An exciting competition to stimulate the minds of students is being run in the mathematics department. Eighteen mathematical challenges have been put up around the Academy to give encouragement and recognition to all budding mathematicians.
In the run up to the competition students were told about Russian scholar Grigory Perelman who solved a puzzle that had bewildered the world’s greatest mathematicians for over a century. They heard how he earned the right to claim a million dollar reward from the Clay Mathematics Institute and how his solution of the Poincare Conjecture would have earned him the mathematical equivalent of the Nobel prize – a Fields Medal. They were surprised to hear how Perelman rejected both the money and the glory as his solution was made simply for “…the love of Mathematics…”
After relating this story, Mr. Smallman - Year 10 mathematics teacher - is happy to report that a few of his Year 10 students regularly decline the Academy’s rewards (Bridge) points a as a result of Perelman’s selfless example!
It took nearly a hundred years of effort by mathematicians before Perelman solved the Poincare Conjecture, so the mathematics department have set a much humbler target.
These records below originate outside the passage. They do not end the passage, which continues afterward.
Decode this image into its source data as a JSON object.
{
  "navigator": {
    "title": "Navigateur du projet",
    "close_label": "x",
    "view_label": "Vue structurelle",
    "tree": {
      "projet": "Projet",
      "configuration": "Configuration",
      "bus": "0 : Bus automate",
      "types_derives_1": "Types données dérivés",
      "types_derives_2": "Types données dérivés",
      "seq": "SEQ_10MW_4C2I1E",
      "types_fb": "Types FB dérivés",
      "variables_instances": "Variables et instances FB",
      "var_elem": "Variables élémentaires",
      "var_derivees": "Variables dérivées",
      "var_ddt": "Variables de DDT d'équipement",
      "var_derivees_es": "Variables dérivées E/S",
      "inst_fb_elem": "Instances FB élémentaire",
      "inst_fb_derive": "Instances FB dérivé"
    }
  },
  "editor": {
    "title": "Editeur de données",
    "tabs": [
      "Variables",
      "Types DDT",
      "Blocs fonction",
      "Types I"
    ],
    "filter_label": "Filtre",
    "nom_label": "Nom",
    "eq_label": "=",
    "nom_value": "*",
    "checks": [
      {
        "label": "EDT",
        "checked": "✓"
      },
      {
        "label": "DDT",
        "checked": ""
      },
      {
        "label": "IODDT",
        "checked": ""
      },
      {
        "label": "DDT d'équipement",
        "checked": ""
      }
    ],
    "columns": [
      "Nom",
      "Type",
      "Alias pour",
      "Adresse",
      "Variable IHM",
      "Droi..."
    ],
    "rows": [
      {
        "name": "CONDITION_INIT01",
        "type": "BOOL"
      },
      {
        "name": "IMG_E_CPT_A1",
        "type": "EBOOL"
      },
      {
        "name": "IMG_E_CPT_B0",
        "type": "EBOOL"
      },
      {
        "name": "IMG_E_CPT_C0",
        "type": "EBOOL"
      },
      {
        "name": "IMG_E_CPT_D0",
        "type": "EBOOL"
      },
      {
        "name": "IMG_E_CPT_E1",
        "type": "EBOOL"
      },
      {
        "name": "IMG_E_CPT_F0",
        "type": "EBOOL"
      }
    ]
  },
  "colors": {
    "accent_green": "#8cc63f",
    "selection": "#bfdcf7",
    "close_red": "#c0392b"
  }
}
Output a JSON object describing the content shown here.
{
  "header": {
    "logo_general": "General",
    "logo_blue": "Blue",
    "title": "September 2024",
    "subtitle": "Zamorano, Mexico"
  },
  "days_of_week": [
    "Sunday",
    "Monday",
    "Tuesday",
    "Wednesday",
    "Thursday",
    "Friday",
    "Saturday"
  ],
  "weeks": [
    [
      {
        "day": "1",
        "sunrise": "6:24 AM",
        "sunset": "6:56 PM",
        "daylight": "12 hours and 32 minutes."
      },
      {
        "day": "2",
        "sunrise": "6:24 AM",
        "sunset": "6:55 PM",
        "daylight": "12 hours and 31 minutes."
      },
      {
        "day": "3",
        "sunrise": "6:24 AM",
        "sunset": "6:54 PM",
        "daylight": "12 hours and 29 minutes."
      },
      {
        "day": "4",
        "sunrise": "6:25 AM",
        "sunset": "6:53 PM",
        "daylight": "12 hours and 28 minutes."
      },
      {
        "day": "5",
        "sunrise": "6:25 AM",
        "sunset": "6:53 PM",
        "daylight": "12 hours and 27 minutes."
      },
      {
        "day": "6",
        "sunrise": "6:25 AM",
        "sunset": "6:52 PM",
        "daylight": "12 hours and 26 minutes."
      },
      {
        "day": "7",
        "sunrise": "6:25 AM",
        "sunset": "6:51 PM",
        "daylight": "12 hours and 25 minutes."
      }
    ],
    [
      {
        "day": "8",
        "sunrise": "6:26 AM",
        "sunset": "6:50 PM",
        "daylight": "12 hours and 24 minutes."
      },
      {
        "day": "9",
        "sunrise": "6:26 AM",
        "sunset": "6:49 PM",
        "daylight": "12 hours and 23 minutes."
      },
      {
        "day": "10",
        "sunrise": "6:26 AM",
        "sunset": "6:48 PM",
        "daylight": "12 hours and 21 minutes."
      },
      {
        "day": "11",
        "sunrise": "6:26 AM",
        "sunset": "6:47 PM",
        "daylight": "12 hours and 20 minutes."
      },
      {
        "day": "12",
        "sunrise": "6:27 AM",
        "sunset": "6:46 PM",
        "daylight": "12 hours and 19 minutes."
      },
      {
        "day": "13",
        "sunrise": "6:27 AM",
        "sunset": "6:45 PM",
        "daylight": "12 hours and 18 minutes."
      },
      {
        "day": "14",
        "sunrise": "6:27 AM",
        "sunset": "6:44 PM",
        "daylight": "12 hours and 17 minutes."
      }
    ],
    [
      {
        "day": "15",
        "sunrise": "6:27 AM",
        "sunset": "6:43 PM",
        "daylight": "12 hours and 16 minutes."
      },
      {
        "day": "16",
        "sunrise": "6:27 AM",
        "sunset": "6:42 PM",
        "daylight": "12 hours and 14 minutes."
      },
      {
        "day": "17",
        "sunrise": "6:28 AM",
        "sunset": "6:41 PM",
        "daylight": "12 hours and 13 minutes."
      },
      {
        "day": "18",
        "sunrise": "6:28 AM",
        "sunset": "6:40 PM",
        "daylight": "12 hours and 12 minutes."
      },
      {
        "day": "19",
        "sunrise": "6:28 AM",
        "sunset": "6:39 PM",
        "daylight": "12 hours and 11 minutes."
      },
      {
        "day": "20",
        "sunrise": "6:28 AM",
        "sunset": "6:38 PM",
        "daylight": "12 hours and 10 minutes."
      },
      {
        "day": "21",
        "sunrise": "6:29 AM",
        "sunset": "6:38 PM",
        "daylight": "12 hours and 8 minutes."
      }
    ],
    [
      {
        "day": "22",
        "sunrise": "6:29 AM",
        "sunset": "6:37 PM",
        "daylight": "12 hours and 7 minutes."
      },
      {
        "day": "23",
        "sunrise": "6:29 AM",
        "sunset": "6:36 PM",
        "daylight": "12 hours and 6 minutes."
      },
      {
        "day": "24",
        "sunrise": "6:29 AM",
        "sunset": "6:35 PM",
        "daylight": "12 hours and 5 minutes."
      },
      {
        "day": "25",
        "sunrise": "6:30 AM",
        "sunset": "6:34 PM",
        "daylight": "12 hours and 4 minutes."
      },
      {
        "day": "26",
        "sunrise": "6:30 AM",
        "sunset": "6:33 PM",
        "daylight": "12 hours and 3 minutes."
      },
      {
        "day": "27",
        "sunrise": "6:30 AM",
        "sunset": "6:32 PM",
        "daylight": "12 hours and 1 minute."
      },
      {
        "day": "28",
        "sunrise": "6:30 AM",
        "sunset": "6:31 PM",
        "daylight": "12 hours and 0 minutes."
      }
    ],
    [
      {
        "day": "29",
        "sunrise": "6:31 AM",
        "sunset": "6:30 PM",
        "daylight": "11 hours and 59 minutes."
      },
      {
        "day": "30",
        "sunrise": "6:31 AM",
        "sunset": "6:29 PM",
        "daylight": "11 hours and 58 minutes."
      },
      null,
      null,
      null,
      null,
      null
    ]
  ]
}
The questions are not the usual sort required at GCSE and will require all hopefuls to think ‘outside the box’ for more than a few minutes. For some inspiration, students have been told to heed Einstein’s advice: “It’s not that I’m so smart; it’s that I stay with problems longer.”
Mr. Smallman said, “The wonderful thing about mathematics is that there is always a more elegant or even beautiful solution and I would sooner publish a student’s solution than my own, so get cracking.”. He went on to say “For any Year 7 who thinks this is not a competition he could win, take note. Perhaps the greatest mathematician of all time, Carl Gauss, demonstrated superb reasoning at the age of eleven. His lazy teacher had asked all his boys to add up the numbers from 1 to 100 in the belief that it would take up the whole lesson. Much to the master’s surprise Gauss presented the correct solution in less than a minute. He had realized that 1+100, 2+99, 3+98 etc. all sum to 101. As a result, the solution must simply be 50 pairs of sums that add up to 101 … 5050. Not bad for an eleven year old; not bad at all. Can anyone do better?”
The mathematical challenges can be found on the departmental board opposite room L26. The first student to submit eight correct solutions to any of the eighteen problems will win a prize. Any single correct solution will receive a Bridge point.